Investors reacted to “a broader structural problem” in the banking sector after a long period of low interest rates and “very, very loose monetary policy”, said Sascha Steffen, professor of finance at the Frankfurt School of Finance & Managment.
In order to get a certain return, banks “needed to take on more risk, and some banks did so more cautiously than others.”
Investors now fear that banks “have risks on their balance sheets that they don’t know about and have therefore accumulated significant losses that have not yet been realized”.
European finance ministers said this week that their banking system was not directly exposed to US bank failures.
Europe strengthened its banking safeguards after the global financial crisis that followed the collapse of US investment bank Lehman Brothers in 2008, analysts say, by transferring supervision of the biggest banks to the European Central Bank. The central bank is seen as less likely than national supervisors to turn a blind eye to developing problems.
Credit Suisse’s parent bank is not part of EU oversight, but it does have entities in several European countries that are. Credit Suisse is subject to international rules that require it to maintain financial cushions against losses as one of 30 so-called global systemically important banks, or G-SIBs.

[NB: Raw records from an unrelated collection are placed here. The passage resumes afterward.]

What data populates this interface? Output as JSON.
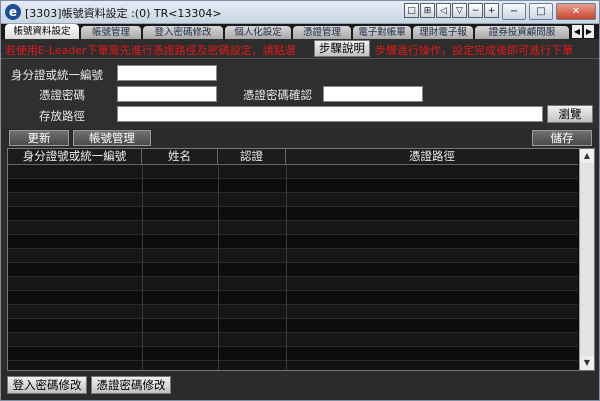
{
  "window": {
    "title": "[3303]帳號資料設定 :(0) TR<13304>",
    "small_buttons": [
      "□",
      "⊞",
      "◁",
      "▽",
      "−",
      "+"
    ],
    "minimize": "−",
    "maximize": "□",
    "close": "✕"
  },
  "tabs": [
    "帳號資料設定",
    "帳號管理",
    "登入密碼修改",
    "個人化設定",
    "憑證管理",
    "電子對帳單",
    "理財電子報",
    "證券投資顧問服"
  ],
  "tab_scroll": {
    "left": "◀",
    "right": "▶"
  },
  "notice": {
    "part1": "若使用E-Leader下單需先進行憑證路徑及密碼設定，請點選",
    "steps_button": "步驟說明",
    "part2": "步驟進行操作，設定完成後即可進行下單"
  },
  "form": {
    "id_label": "身分證或統一編號",
    "id_value": "",
    "cert_pw_label": "憑證密碼",
    "cert_pw_value": "",
    "cert_pw_confirm_label": "憑證密碼確認",
    "cert_pw_confirm_value": "",
    "path_label": "存放路徑",
    "path_value": "",
    "browse_button": "瀏覽"
  },
  "toolbar": {
    "refresh": "更新",
    "account_manage": "帳號管理",
    "save": "儲存"
  },
  "table": {
    "columns": [
      "身分證號或統一編號",
      "姓名",
      "認證",
      "憑證路徑"
    ],
    "rows": []
  },
  "bottom": {
    "login_pw_change": "登入密碼修改",
    "cert_pw_change": "憑證密碼修改"
  }
}
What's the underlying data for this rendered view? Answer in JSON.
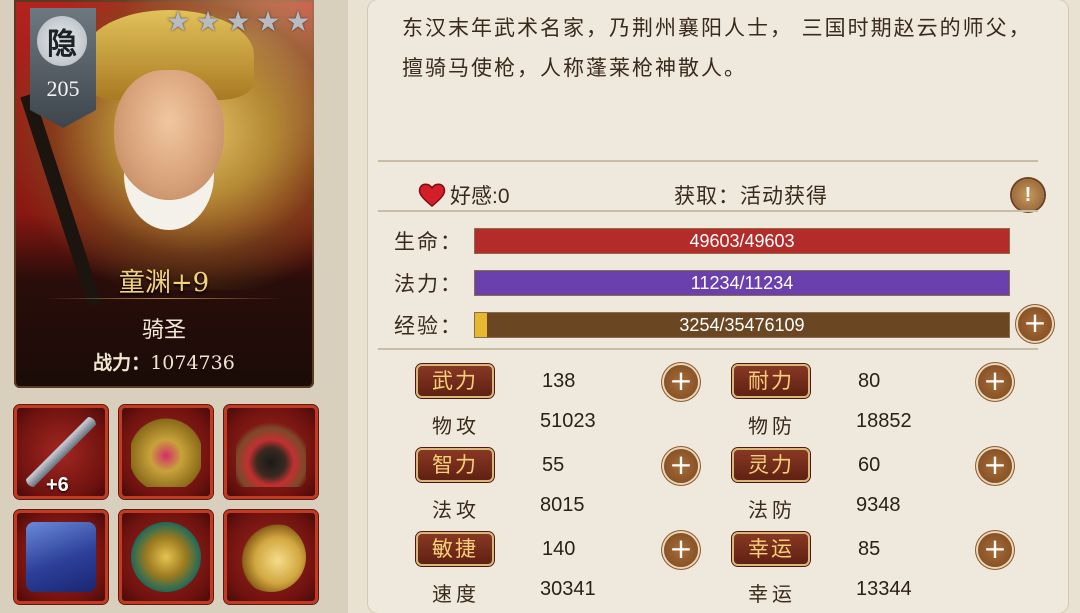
{
  "hero": {
    "rank_char": "隐",
    "rank_level": "205",
    "stars": 5,
    "star_glyph": "★",
    "name": "童渊+9",
    "title": "骑圣",
    "power_label": "战力：",
    "power_value": "1074736"
  },
  "equipment": [
    {
      "name": "spear",
      "plus": "+6"
    },
    {
      "name": "golden-armor",
      "plus": ""
    },
    {
      "name": "antler-mount",
      "plus": ""
    },
    {
      "name": "blue-book",
      "plus": ""
    },
    {
      "name": "beast-seal",
      "plus": ""
    },
    {
      "name": "bronze-mirror",
      "plus": ""
    }
  ],
  "bio": "东汉末年武术名家，乃荆州襄阳人士， 三国时期赵云的师父，擅骑马使枪，人称蓬莱枪神散人。",
  "favor": {
    "label": "好感",
    "value": ":0"
  },
  "obtain": {
    "label": "获取：活动获得"
  },
  "info_glyph": "!",
  "bars": {
    "hp": {
      "label": "生命：",
      "text": "49603/49603",
      "fill": 1.0,
      "color": "#b42c2a"
    },
    "mp": {
      "label": "法力：",
      "text": "11234/11234",
      "fill": 1.0,
      "color": "#6a3fae"
    },
    "exp": {
      "label": "经验：",
      "text": "3254/35476109",
      "fill": 0.0001,
      "color": "#6b4622",
      "knob": "#e6b830"
    }
  },
  "plus_glyph": "+",
  "attributes": [
    {
      "tag": "武力",
      "value": "138",
      "sub_label": "物攻",
      "sub_value": "51023"
    },
    {
      "tag": "耐力",
      "value": "80",
      "sub_label": "物防",
      "sub_value": "18852"
    },
    {
      "tag": "智力",
      "value": "55",
      "sub_label": "法攻",
      "sub_value": "8015"
    },
    {
      "tag": "灵力",
      "value": "60",
      "sub_label": "法防",
      "sub_value": "9348"
    },
    {
      "tag": "敏捷",
      "value": "140",
      "sub_label": "速度",
      "sub_value": "30341"
    },
    {
      "tag": "幸运",
      "value": "85",
      "sub_label": "幸运",
      "sub_value": "13344"
    }
  ]
}
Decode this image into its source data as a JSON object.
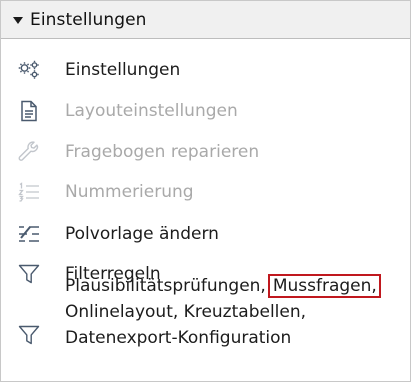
{
  "section": {
    "title": "Einstellungen",
    "expanded": true
  },
  "items": [
    {
      "label": "Einstellungen",
      "icon": "gears-icon",
      "enabled": true
    },
    {
      "label": "Layouteinstellungen",
      "icon": "document-icon",
      "enabled": false
    },
    {
      "label": "Fragebogen reparieren",
      "icon": "wrench-icon",
      "enabled": false
    },
    {
      "label": "Nummerierung",
      "icon": "numbered-list-icon",
      "enabled": false
    },
    {
      "label": "Polvorlage ändern",
      "icon": "pole-template-icon",
      "enabled": true
    },
    {
      "label": "Filterregeln",
      "icon": "filter-icon",
      "enabled": true
    }
  ],
  "multi_item": {
    "icon": "filter-icon",
    "enabled": true,
    "line1_before": "Plausibilitätsprüfungen,",
    "line1_highlight": "Mussfragen,",
    "line2": "Onlinelayout, Kreuztabellen,",
    "line3": "Datenexport-Konfiguration"
  },
  "colors": {
    "header_bg": "#f0f0f0",
    "icon_enabled": "#4a5a6e",
    "icon_disabled": "#c2c6cc",
    "text_enabled": "#1c1c1c",
    "text_disabled": "#a9a9a9",
    "highlight_border": "#c0181e"
  }
}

Following an announcement in October, the Saudi National Bank invested some 1.5 billion Swiss francs to acquire a stake in Credit Suisse of just under 10%.
Share prices fell after Saudi National Bank President Ammar Al Khudairy told Bloomberg and Reuters that the bank had ruled out new investments in Credit Suisse to avoid regulations that come into effect with a higher stake. at 10%.

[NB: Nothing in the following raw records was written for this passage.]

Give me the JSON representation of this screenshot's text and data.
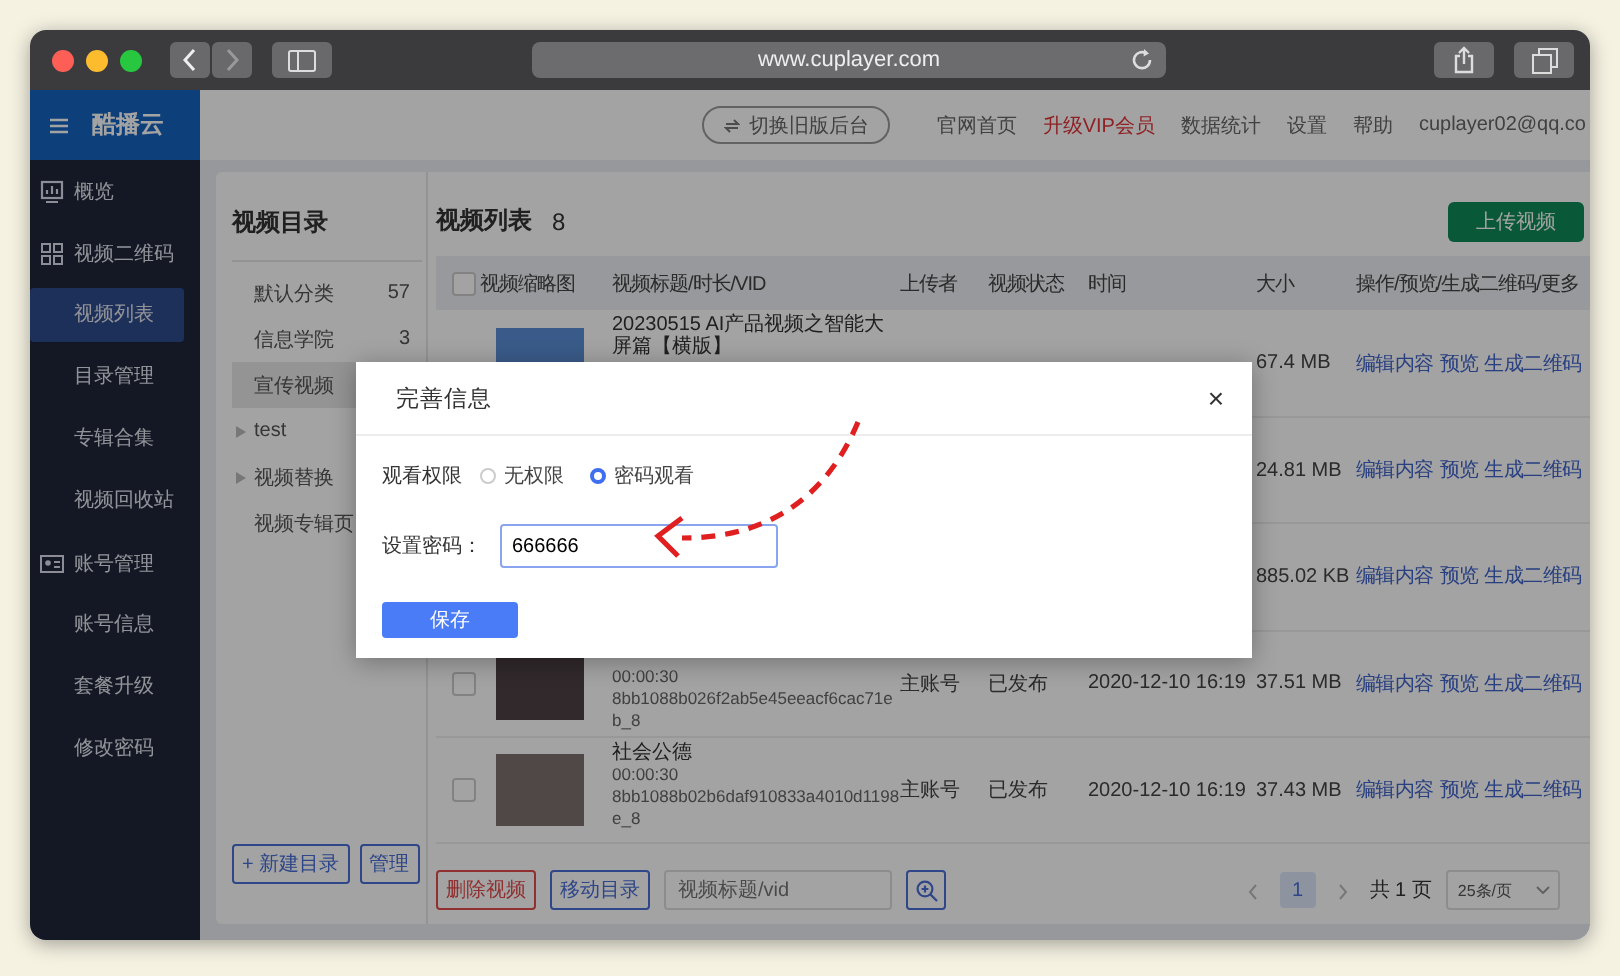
{
  "browser": {
    "url": "www.cuplayer.com"
  },
  "sidebar": {
    "logo": "酷播云",
    "items": [
      {
        "label": "概览",
        "selected": false
      },
      {
        "label": "视频二维码",
        "selected": false,
        "children": [
          {
            "label": "视频列表",
            "selected": true
          },
          {
            "label": "目录管理",
            "selected": false
          },
          {
            "label": "专辑合集",
            "selected": false
          },
          {
            "label": "视频回收站",
            "selected": false
          }
        ]
      },
      {
        "label": "账号管理",
        "selected": false,
        "children": [
          {
            "label": "账号信息",
            "selected": false
          },
          {
            "label": "套餐升级",
            "selected": false
          },
          {
            "label": "修改密码",
            "selected": false
          }
        ]
      }
    ]
  },
  "top_bar": {
    "switch_button": "切换旧版后台",
    "links": [
      {
        "label": "官网首页",
        "highlight": false
      },
      {
        "label": "升级VIP会员",
        "highlight": true
      },
      {
        "label": "数据统计",
        "highlight": false
      },
      {
        "label": "设置",
        "highlight": false
      },
      {
        "label": "帮助",
        "highlight": false
      }
    ],
    "user": "cuplayer02@qq.co"
  },
  "directory": {
    "title": "视频目录",
    "items": [
      {
        "label": "默认分类",
        "count": "57",
        "expandable": false,
        "selected": false
      },
      {
        "label": "信息学院",
        "count": "3",
        "expandable": false,
        "selected": false
      },
      {
        "label": "宣传视频",
        "expandable": false,
        "selected": true
      },
      {
        "label": "test",
        "expandable": true,
        "selected": false
      },
      {
        "label": "视频替换",
        "expandable": true,
        "selected": false
      },
      {
        "label": "视频专辑页",
        "expandable": false,
        "selected": false
      }
    ],
    "buttons": [
      "+ 新建目录",
      "管理"
    ]
  },
  "video_list": {
    "title": "视频列表",
    "count": "8",
    "upload_button": "上传视频",
    "columns": [
      "视频缩略图",
      "视频标题/时长/VID",
      "上传者",
      "视频状态",
      "时间",
      "大小",
      "操作/预览/生成二维码/更多"
    ],
    "header_checked": false,
    "rows": [
      {
        "title": "20230515 AI产品视频之智能大屏篇【横版】",
        "size": "67.4 MB",
        "actions": [
          "编辑内容",
          "预览",
          "生成二维码"
        ]
      },
      {
        "size": "24.81 MB",
        "actions": [
          "编辑内容",
          "预览",
          "生成二维码"
        ]
      },
      {
        "size": "885.02 KB",
        "actions": [
          "编辑内容",
          "预览",
          "生成二维码"
        ]
      },
      {
        "checked": false,
        "duration": "00:00:30",
        "vid": "8bb1088b026f2ab5e45eeacf6cac71eb_8",
        "uploader": "主账号",
        "status": "已发布",
        "time": "2020-12-10 16:19",
        "size": "37.51 MB",
        "actions": [
          "编辑内容",
          "预览",
          "生成二维码"
        ]
      },
      {
        "checked": false,
        "title": "社会公德",
        "duration": "00:00:30",
        "vid": "8bb1088b02b6daf910833a4010d1198e_8",
        "uploader": "主账号",
        "status": "已发布",
        "time": "2020-12-10 16:19",
        "size": "37.43 MB",
        "actions": [
          "编辑内容",
          "预览",
          "生成二维码"
        ]
      }
    ],
    "footer": {
      "delete_button": "删除视频",
      "move_button": "移动目录",
      "search_placeholder": "视频标题/vid",
      "pages": [
        {
          "label": "1",
          "selected": true
        }
      ],
      "total": "共 1 页",
      "page_size": "25条/页"
    }
  },
  "dialog": {
    "title": "完善信息",
    "close": "×",
    "permission_label": "观看权限",
    "options": [
      {
        "label": "无权限",
        "selected": false
      },
      {
        "label": "密码观看",
        "selected": true
      }
    ],
    "password_label": "设置密码：",
    "password_value": "666666",
    "save_button": "保存"
  },
  "annotations": [
    {
      "kind": "curved-arrow"
    }
  ]
}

The Swiss bank was pushing to raise funds from investors and roll out a new strategy to overcome a series of problems, including poor hedge fund bets, repeated management reshuffles and a spy scandal involving its Zurich rival. UBS.
McHugh reported from Frankfurt, Germany. Associated Press writers Joseph Krauss in Ottawa, Ontario and Angela Charlton in Paris also contributed to this report.